Author:  yodaorange Number:  410703 of 501238

This post contains answers to Jgc123 and Crackdclaw.

Jgc123 asked: How do you research muni funds? My Dad has a chunk of PRVAX which provides tax free income at about 3.6% and I can't figure out how to research the relative risks of the individual holdings.

Jgc, I do not know of an easy way to answer this question. I went and downloaded the latest holdings in the fund. Unfortunately, they do NOT list the “CUSIP” for each bond. You have to find that yourself. I did that for several of the larger holdings and found that the bonds are callable early. For example one large holding is:

CUSIP 592646T52
Matures 10/1/2039
Callable at 10/1/20 @ 100
Currently Valued at 113.9
5.0% coupon

I would not attempt to judge whether this bond will be called in 2020 or not. If it is called, the fund will obviously lose the extra 19 years of a 5% yielding bond.

I do not know if Morningstar does this kind of analysis or not when they review a bond fund. I thought they mostly went off of past performance. Let me hypothesize two different funds

a) Muni fund A currently yields 4%, has a duration of 7 years and contains only bonds that are NOT callable. Credit quality = XYZ

b) Muni fund B currently yields 4%, has a duration of 7 years and contains only that ARE callable. Credit quality= XYZ

Even though the statistics are nominally the same, you would expect these two funds to perform differently due to the call/sink provisions. The reason for the difference is that duration changes as interest rate changes. A third factor called “convexity” is used to quantify this. If interest rates continue to fall, you would want to own fund A. It will perform better over the long term.

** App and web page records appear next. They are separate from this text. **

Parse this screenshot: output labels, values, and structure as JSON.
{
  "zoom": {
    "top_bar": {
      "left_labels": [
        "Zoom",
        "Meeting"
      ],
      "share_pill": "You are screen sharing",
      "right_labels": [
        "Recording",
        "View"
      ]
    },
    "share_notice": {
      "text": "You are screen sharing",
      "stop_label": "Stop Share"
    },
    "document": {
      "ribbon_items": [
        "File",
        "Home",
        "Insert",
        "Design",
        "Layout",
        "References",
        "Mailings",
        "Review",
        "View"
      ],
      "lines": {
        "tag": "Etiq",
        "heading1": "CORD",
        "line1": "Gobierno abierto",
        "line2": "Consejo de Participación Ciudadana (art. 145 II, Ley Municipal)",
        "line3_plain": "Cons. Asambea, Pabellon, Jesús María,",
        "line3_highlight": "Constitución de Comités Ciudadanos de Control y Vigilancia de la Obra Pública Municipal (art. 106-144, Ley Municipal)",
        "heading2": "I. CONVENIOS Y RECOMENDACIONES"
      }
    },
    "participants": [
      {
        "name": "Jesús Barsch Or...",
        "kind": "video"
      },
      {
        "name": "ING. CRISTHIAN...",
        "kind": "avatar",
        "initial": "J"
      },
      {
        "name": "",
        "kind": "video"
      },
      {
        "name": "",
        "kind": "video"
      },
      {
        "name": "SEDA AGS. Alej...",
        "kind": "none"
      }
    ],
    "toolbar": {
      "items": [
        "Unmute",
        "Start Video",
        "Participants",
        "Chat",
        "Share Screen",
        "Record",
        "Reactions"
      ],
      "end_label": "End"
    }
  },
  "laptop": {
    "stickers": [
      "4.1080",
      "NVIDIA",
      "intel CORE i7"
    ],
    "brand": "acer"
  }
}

If interest rates rise, fund B would likely perform better.

With enough time, you could be a model of how each fund would perform under different interest rate scenarios. Clearly beyond the scope of most